<<<<

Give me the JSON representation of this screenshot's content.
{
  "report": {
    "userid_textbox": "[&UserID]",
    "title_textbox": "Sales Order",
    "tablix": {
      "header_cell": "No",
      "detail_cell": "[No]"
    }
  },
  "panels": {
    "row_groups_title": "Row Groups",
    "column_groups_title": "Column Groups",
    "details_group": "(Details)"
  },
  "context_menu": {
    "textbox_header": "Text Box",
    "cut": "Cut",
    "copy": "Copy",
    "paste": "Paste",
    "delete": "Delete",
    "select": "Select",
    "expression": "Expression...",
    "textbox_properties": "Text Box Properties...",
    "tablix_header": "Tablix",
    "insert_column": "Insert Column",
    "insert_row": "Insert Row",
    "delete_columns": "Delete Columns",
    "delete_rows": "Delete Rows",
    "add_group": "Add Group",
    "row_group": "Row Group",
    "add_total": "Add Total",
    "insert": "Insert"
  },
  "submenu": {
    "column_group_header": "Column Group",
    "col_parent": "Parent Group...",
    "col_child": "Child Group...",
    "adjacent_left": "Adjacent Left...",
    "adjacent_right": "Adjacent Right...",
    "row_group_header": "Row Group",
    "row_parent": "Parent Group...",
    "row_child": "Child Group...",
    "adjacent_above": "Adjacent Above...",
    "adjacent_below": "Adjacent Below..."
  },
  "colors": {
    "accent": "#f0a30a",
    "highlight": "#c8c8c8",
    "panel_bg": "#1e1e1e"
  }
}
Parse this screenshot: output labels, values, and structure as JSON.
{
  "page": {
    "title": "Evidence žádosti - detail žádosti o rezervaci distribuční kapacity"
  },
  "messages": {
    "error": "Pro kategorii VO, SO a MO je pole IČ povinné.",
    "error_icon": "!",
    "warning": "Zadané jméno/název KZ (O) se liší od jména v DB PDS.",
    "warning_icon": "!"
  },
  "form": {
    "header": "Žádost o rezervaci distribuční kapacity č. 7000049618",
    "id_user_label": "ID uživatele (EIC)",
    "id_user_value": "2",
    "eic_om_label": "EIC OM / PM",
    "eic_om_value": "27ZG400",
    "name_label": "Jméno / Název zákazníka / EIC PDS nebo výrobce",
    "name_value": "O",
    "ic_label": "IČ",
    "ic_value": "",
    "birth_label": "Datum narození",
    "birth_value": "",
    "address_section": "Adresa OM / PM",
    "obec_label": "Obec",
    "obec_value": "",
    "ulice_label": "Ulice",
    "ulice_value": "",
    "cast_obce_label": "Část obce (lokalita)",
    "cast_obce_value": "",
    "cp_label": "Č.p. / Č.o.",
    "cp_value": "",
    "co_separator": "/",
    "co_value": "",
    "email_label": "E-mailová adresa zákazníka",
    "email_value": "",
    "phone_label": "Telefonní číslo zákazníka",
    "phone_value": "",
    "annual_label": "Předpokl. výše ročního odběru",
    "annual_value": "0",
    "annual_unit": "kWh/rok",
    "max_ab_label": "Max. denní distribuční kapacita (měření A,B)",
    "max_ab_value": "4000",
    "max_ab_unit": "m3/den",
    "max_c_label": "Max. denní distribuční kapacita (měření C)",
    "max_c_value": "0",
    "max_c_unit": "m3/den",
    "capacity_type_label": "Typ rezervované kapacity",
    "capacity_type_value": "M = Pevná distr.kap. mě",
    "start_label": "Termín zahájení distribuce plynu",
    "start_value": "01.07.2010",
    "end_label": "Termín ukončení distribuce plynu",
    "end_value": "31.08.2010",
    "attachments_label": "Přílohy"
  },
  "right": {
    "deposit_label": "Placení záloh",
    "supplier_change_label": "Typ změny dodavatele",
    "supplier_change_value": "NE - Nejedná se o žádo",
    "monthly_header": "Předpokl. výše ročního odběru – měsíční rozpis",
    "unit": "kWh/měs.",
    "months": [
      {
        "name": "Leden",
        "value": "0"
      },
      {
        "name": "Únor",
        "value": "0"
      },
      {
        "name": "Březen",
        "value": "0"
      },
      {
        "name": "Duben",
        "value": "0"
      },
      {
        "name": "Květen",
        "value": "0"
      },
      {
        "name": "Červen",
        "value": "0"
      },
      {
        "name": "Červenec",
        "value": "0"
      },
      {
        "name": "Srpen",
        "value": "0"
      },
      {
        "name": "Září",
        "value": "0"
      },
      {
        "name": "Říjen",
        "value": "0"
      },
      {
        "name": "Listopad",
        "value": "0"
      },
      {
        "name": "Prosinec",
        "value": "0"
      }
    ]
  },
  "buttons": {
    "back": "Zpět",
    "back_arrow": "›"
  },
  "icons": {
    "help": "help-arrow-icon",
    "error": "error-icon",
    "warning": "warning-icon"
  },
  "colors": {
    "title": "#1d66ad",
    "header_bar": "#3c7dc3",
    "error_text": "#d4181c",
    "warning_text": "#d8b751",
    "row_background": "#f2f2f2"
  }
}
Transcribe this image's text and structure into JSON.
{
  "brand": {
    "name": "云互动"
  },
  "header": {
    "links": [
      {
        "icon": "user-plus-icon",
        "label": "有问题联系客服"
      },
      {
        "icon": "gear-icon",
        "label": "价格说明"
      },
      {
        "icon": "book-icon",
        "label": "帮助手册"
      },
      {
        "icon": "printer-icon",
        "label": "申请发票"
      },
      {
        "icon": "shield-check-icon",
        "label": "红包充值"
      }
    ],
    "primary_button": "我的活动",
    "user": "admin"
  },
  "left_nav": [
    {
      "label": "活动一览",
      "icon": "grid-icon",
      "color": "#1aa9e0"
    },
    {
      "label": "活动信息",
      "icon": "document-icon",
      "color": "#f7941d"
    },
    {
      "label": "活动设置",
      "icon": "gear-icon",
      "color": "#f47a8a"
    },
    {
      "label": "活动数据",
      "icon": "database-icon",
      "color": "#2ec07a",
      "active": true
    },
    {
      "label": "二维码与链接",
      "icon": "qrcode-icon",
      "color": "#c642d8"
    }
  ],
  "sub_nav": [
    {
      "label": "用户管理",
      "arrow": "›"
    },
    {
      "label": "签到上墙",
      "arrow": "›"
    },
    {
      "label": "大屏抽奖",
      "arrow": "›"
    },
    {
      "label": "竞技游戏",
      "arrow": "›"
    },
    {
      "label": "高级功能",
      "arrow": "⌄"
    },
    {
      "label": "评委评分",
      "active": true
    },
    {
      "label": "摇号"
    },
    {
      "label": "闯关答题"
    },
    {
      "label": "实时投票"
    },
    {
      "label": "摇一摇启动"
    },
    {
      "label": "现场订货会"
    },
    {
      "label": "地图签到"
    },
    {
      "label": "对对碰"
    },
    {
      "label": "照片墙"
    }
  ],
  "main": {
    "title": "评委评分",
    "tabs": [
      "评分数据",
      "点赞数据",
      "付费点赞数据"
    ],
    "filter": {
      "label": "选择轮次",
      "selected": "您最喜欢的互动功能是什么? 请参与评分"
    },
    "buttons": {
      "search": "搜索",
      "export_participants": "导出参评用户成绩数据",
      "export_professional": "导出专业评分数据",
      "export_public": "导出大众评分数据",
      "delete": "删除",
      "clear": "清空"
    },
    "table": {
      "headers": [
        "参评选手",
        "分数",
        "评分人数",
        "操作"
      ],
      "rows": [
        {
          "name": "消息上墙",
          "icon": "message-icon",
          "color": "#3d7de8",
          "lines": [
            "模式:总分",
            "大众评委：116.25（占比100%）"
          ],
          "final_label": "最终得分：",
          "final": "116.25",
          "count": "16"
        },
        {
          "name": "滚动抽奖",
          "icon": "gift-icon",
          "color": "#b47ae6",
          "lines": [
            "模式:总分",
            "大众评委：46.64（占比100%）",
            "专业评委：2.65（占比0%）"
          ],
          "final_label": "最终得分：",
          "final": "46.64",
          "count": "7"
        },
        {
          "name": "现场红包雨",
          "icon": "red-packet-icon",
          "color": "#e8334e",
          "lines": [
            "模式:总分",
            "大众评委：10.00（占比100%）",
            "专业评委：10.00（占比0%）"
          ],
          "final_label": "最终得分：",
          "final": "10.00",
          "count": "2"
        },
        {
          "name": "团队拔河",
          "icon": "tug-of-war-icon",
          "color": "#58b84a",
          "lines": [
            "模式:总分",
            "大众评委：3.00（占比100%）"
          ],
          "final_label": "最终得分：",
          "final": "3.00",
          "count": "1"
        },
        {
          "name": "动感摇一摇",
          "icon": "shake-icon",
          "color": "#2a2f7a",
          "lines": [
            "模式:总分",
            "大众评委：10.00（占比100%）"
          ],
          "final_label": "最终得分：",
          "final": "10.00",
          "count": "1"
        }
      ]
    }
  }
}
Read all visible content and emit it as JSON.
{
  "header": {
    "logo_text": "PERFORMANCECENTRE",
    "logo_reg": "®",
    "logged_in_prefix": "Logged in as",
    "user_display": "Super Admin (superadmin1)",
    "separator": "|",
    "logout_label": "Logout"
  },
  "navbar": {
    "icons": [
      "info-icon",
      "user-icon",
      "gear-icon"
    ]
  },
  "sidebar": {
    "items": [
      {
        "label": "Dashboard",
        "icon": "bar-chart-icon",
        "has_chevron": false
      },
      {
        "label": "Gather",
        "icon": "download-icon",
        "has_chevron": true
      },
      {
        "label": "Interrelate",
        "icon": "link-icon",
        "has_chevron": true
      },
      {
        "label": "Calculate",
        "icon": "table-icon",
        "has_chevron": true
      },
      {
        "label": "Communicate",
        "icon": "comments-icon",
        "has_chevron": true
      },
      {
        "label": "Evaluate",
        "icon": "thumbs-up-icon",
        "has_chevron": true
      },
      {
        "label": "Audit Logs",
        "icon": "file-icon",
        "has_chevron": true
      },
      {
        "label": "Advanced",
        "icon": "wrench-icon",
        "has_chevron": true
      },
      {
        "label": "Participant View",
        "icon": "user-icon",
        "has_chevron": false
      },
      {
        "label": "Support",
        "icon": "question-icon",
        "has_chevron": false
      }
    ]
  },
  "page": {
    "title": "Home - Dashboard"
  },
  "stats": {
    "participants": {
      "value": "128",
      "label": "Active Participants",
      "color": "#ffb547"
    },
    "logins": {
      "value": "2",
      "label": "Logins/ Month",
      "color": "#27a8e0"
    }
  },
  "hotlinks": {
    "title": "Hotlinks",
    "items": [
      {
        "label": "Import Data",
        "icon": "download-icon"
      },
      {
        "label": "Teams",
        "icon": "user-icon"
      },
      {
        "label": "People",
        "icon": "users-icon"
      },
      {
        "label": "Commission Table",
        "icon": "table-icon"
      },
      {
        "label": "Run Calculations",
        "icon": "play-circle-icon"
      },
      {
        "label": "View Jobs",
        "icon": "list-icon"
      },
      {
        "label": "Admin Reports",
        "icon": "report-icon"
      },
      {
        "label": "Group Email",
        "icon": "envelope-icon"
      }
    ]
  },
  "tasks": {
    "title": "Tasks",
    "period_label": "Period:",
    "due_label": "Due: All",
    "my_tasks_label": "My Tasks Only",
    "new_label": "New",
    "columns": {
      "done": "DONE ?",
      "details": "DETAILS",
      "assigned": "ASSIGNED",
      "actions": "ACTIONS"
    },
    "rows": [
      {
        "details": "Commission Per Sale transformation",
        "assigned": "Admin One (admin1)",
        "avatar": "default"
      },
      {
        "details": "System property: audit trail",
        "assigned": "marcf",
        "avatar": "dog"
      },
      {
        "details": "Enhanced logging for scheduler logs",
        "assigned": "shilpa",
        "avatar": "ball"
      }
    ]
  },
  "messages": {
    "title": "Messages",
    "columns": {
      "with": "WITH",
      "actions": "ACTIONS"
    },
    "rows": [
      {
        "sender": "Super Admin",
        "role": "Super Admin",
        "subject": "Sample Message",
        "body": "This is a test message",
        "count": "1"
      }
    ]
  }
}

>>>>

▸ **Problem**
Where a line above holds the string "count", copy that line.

▸ **Answer to this task**
          "count": "16"
          "count": "7"
          "count": "2"
          "count": "1"
          "count": "1"
        "count": "1"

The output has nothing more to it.